» Directions for this task
From the entries below, extract every line that includes the word "background".

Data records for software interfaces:
BEGIN
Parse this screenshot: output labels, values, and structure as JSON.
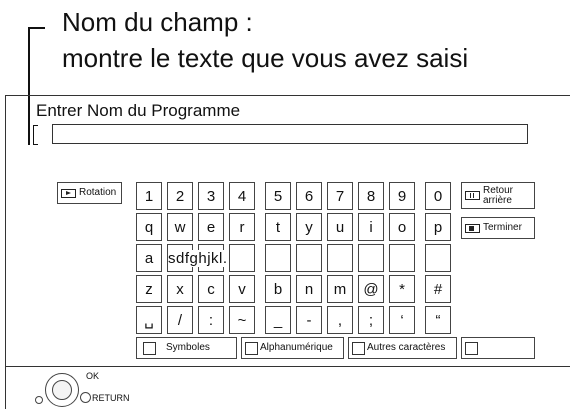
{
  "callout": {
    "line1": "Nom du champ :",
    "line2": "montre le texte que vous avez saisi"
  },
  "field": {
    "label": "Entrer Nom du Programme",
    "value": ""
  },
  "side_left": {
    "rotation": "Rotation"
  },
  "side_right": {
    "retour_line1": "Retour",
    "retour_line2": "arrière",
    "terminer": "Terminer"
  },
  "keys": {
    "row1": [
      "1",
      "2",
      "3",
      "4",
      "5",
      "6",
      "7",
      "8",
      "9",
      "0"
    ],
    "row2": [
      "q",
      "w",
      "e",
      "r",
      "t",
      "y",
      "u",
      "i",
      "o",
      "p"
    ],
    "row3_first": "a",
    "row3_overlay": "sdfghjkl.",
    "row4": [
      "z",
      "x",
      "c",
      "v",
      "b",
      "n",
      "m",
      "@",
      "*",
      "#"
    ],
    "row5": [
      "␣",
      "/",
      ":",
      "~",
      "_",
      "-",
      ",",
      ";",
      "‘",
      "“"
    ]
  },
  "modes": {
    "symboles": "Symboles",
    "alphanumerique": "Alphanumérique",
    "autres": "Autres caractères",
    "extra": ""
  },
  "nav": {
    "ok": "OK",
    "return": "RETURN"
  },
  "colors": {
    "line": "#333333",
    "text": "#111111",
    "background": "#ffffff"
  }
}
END
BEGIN
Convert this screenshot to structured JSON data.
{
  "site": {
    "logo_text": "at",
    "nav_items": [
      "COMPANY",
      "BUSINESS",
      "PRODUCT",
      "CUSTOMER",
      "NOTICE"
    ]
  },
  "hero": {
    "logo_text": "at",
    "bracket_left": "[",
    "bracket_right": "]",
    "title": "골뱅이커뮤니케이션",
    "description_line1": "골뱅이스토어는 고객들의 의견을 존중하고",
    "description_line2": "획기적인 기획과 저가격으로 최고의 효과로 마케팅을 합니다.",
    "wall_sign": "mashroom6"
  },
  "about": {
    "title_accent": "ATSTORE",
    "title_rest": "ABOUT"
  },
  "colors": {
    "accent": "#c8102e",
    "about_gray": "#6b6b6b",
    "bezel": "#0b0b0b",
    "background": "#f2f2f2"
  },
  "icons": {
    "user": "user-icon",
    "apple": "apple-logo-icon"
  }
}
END
» Response area
    "background": "#ffffff"
    "background": "#f2f2f2"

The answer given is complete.